START Records for processing

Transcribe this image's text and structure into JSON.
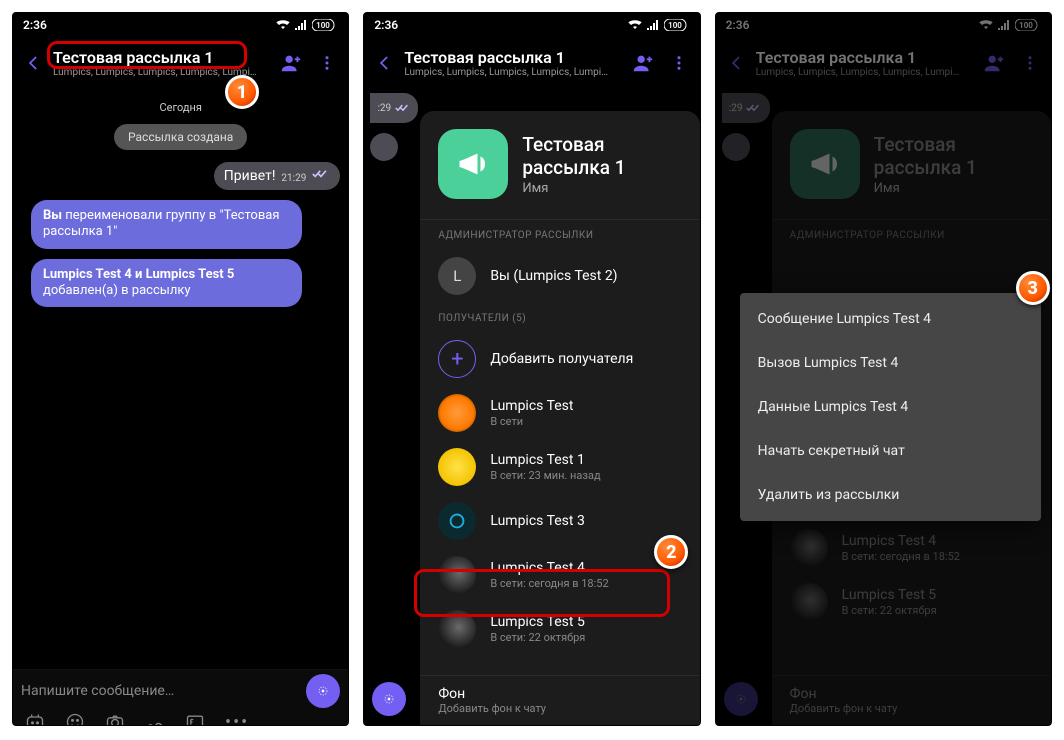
{
  "status": {
    "time": "2:36",
    "battery": "100"
  },
  "header": {
    "title": "Тестовая рассылка 1",
    "subtitle": "Lumpics, Lumpics, Lumpics, Lumpics, Lumpi…"
  },
  "chat": {
    "day": "Сегодня",
    "created_chip": "Рассылка создана",
    "msg_out": {
      "text": "Привет!",
      "ts": "21:29"
    },
    "sys1_prefix": "Вы",
    "sys1_rest": " переименовали группу в \"Тестовая рассылка 1\"",
    "sys2_bold": "Lumpics Test 4 и Lumpics Test 5",
    "sys2_rest": " добавлен(а) в рассылку",
    "edge_ts": ":29"
  },
  "input": {
    "placeholder": "Напишите сообщение…"
  },
  "sheet": {
    "title": "Тестовая\nрассылка 1",
    "title_line1": "Тестовая",
    "title_line2": "рассылка 1",
    "subtitle": "Имя",
    "admin_h": "АДМИНИСТРАТОР РАССЫЛКИ",
    "admin": {
      "initial": "L",
      "name": "Вы (Lumpics Test 2)"
    },
    "rec_h": "ПОЛУЧАТЕЛИ (5)",
    "add": "Добавить получателя",
    "items": [
      {
        "name": "Lumpics Test",
        "status": "В сети"
      },
      {
        "name": "Lumpics Test 1",
        "status": "В сети: 23 мин. назад"
      },
      {
        "name": "Lumpics Test 3",
        "status": ""
      },
      {
        "name": "Lumpics Test 4",
        "status": "В сети: сегодня в 18:52"
      },
      {
        "name": "Lumpics Test 5",
        "status": "В сети: 22 октября"
      }
    ],
    "bg_title": "Фон",
    "bg_sub": "Добавить фон к чату"
  },
  "ctx": {
    "items": [
      "Сообщение Lumpics Test 4",
      "Вызов Lumpics Test 4",
      "Данные Lumpics Test 4",
      "Начать секретный чат",
      "Удалить из рассылки"
    ]
  },
  "markers": {
    "m1": "1",
    "m2": "2",
    "m3": "3"
  }
}
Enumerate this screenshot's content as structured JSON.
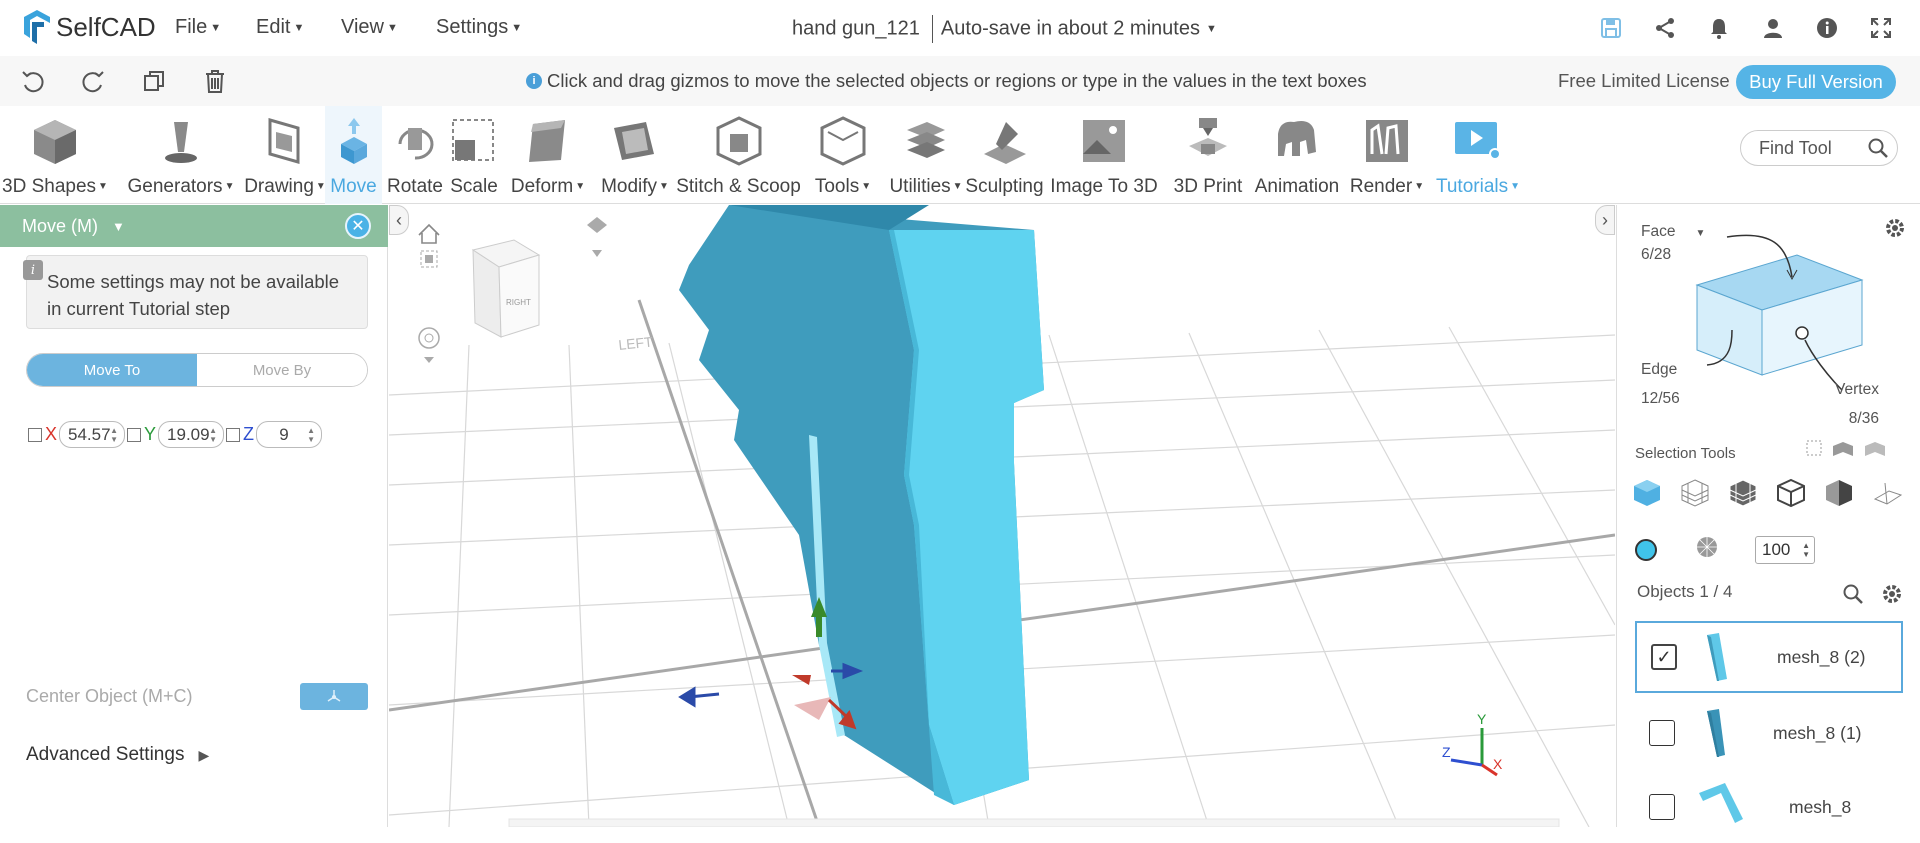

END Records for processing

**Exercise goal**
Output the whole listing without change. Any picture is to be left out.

**Response box**
Transcribe this image's text and structure into JSON.
{
  "status": {
    "time": "2:36",
    "battery": "100"
  },
  "header": {
    "title": "Тестовая рассылка 1",
    "subtitle": "Lumpics, Lumpics, Lumpics, Lumpics, Lumpi…"
  },
  "chat": {
    "day": "Сегодня",
    "created_chip": "Рассылка создана",
    "msg_out": {
      "text": "Привет!",
      "ts": "21:29"
    },
    "sys1_prefix": "Вы",
    "sys1_rest": " переименовали группу в \"Тестовая рассылка 1\"",
    "sys2_bold": "Lumpics Test 4 и Lumpics Test 5",
    "sys2_rest": " добавлен(а) в рассылку",
    "edge_ts": ":29"
  },
  "input": {
    "placeholder": "Напишите сообщение…"
  },
  "sheet": {
    "title": "Тестовая\nрассылка 1",
    "title_line1": "Тестовая",
    "title_line2": "рассылка 1",
    "subtitle": "Имя",
    "admin_h": "АДМИНИСТРАТОР РАССЫЛКИ",
    "admin": {
      "initial": "L",
      "name": "Вы (Lumpics Test 2)"
    },
    "rec_h": "ПОЛУЧАТЕЛИ (5)",
    "add": "Добавить получателя",
    "items": [
      {
        "name": "Lumpics Test",
        "status": "В сети"
      },
      {
        "name": "Lumpics Test 1",
        "status": "В сети: 23 мин. назад"
      },
      {
        "name": "Lumpics Test 3",
        "status": ""
      },
      {
        "name": "Lumpics Test 4",
        "status": "В сети: сегодня в 18:52"
      },
      {
        "name": "Lumpics Test 5",
        "status": "В сети: 22 октября"
      }
    ],
    "bg_title": "Фон",
    "bg_sub": "Добавить фон к чату"
  },
  "ctx": {
    "items": [
      "Сообщение Lumpics Test 4",
      "Вызов Lumpics Test 4",
      "Данные Lumpics Test 4",
      "Начать секретный чат",
      "Удалить из рассылки"
    ]
  },
  "markers": {
    "m1": "1",
    "m2": "2",
    "m3": "3"
  }
}
Enumerate this screenshot's content as structured JSON.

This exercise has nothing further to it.